BEGIN Record extracts

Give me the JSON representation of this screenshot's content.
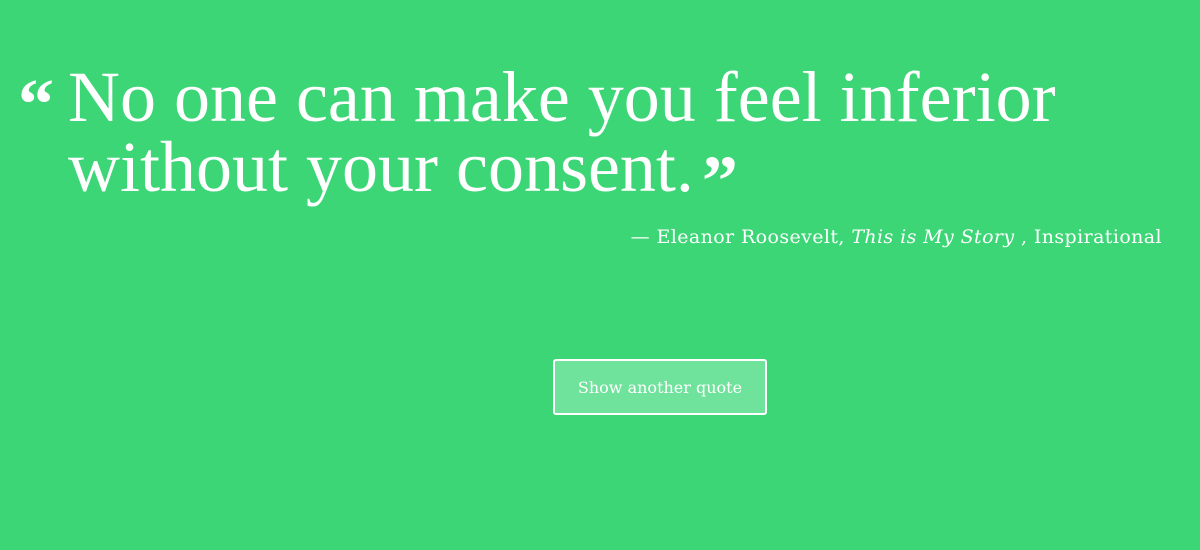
{
  "quote": {
    "open_mark": "“",
    "text": "No one can make you feel inferior without your consent.",
    "close_mark": "”"
  },
  "attribution": {
    "dash": "—",
    "author": "Eleanor Roosevelt,",
    "source": "This is My Story",
    "category": ", Inspirational"
  },
  "actions": {
    "show_another_label": "Show another quote"
  },
  "colors": {
    "background": "#3cd676",
    "text": "#ffffff",
    "button_fill": "#6fe29b"
  }
}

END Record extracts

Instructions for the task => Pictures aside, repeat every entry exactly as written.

Completed task =>
Give me the JSON representation of this screenshot's content.
{
  "quote": {
    "open_mark": "“",
    "text": "No one can make you feel inferior without your consent.",
    "close_mark": "”"
  },
  "attribution": {
    "dash": "—",
    "author": "Eleanor Roosevelt,",
    "source": "This is My Story",
    "category": ", Inspirational"
  },
  "actions": {
    "show_another_label": "Show another quote"
  },
  "colors": {
    "background": "#3cd676",
    "text": "#ffffff",
    "button_fill": "#6fe29b"
  }
}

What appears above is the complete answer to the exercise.